A self-employed van driver in Wales has been fined for smoking in his own van. What is it about the local authority mindset, why is it even worse in Wales, and do the local police have nothing better to do?
In my post Smoking Snoopers of 25 February 2007, I commented on the fact that the government had handed £29.5 million to local authorities to help them enforce the smoking ban. It coincided with the news that the police no longer bothered – as a matter of policy – to attend at the scene of a burglary. I did not know it at the time, but the sum so allocated was exactly twice the amount which the Treasury (Gordon Brown Prop.) had shaved off the budget for flood relief.
My focus was on the sort of people who would become smoking snoopers, getting their thrills from lurking to catch people enjoying themselves. They would include, I said:
The sludge which collects at the bottom of every local authority pond who get moved from department to department because they are really unemployable even in that undemanding environment, but who cannot be dismissed through political correctness or union strength.

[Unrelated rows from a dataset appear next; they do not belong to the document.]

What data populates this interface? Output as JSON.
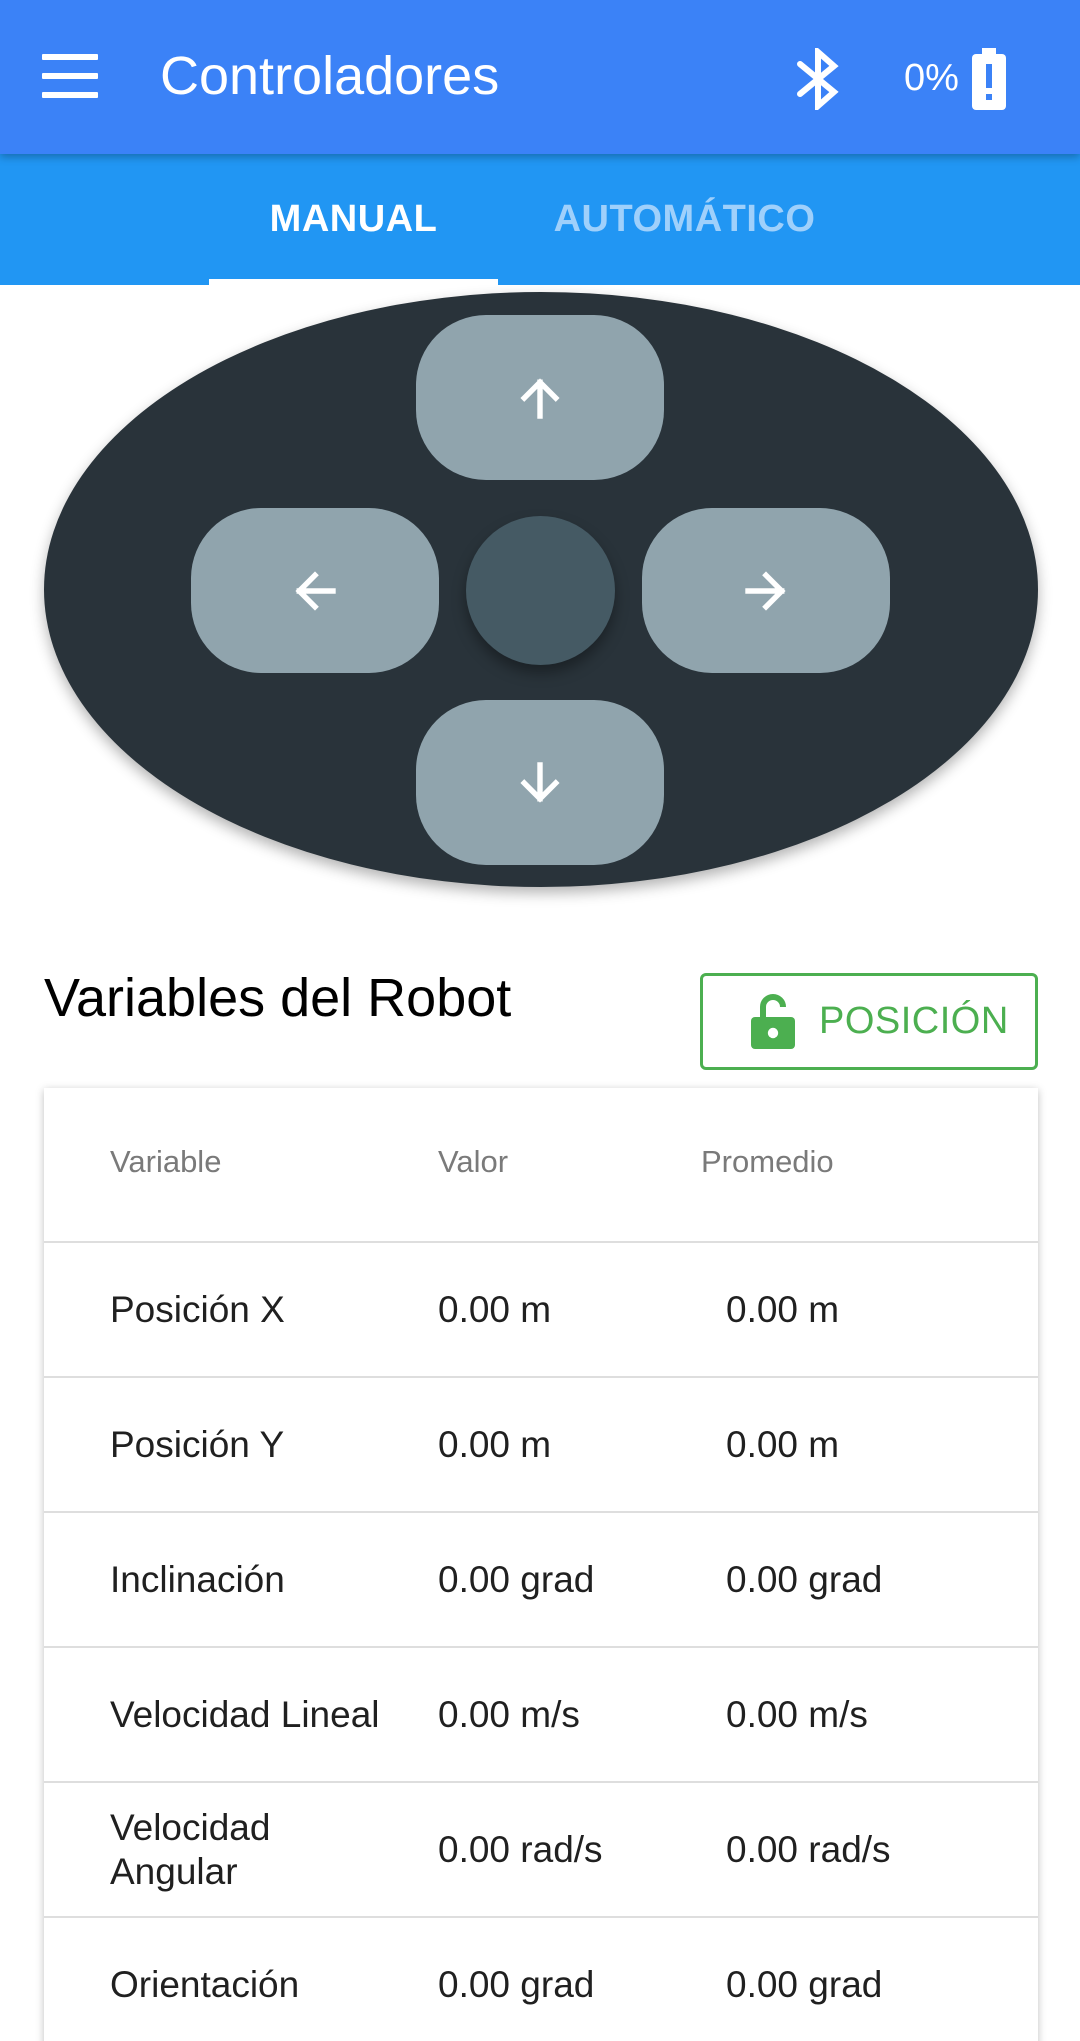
{
  "appbar": {
    "title": "Controladores",
    "battery_text": "0%"
  },
  "tabs": [
    {
      "label": "MANUAL",
      "active": true
    },
    {
      "label": "AUTOMÁTICO",
      "active": false
    }
  ],
  "controller": {
    "buttons": [
      "arrow-up-icon",
      "arrow-left-icon",
      "arrow-right-icon",
      "arrow-down-icon"
    ]
  },
  "section": {
    "title": "Variables del Robot",
    "position_button": "POSICIÓN"
  },
  "table": {
    "headers": [
      "Variable",
      "Valor",
      "Promedio"
    ],
    "rows": [
      {
        "variable": "Posición X",
        "valor": "0.00 m",
        "promedio": "0.00 m"
      },
      {
        "variable": "Posición Y",
        "valor": "0.00 m",
        "promedio": "0.00 m"
      },
      {
        "variable": "Inclinación",
        "valor": "0.00 grad",
        "promedio": "0.00 grad"
      },
      {
        "variable": "Velocidad Lineal",
        "valor": "0.00 m/s",
        "promedio": "0.00 m/s"
      },
      {
        "variable": "Velocidad Angular",
        "valor": "0.00 rad/s",
        "promedio": "0.00 rad/s"
      },
      {
        "variable": "Orientación",
        "valor": "0.00 grad",
        "promedio": "0.00 grad"
      }
    ]
  },
  "colors": {
    "appbar": "#3b82f7",
    "tabs": "#2196f3",
    "pad": "#29333a",
    "pad_button": "#90a4ad",
    "accent_green": "#4caf50"
  }
}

Imagine being all that and Welsh with it! Read the rest of this entry »
June 10, 2008
One of the least appealing aspects of the Blair-Brown administrations – in a very long list of unappealing things – is the institutional dishonesty which these two men and their advisers have brought to government. The dishonesty comes with added hypocrisy since both Tony Blair and Gordon Brown, in their different ways, have expressly laid claim to a religious and moral basis to their lives.
This dishonesty is not just morally wrong. One is left gaping sometimes at the political stupidity of lying about subjects on which you are bound to be found out sooner or later, particularly things which, however important, are not matters on which governments fall. Governments are entitled to make some mistakes, to experiment, to assess the consequences, and to accept they got it wrong. What loses the votes is the persistent feeling that we are being lied to daily on every subject. Read the rest of this entry »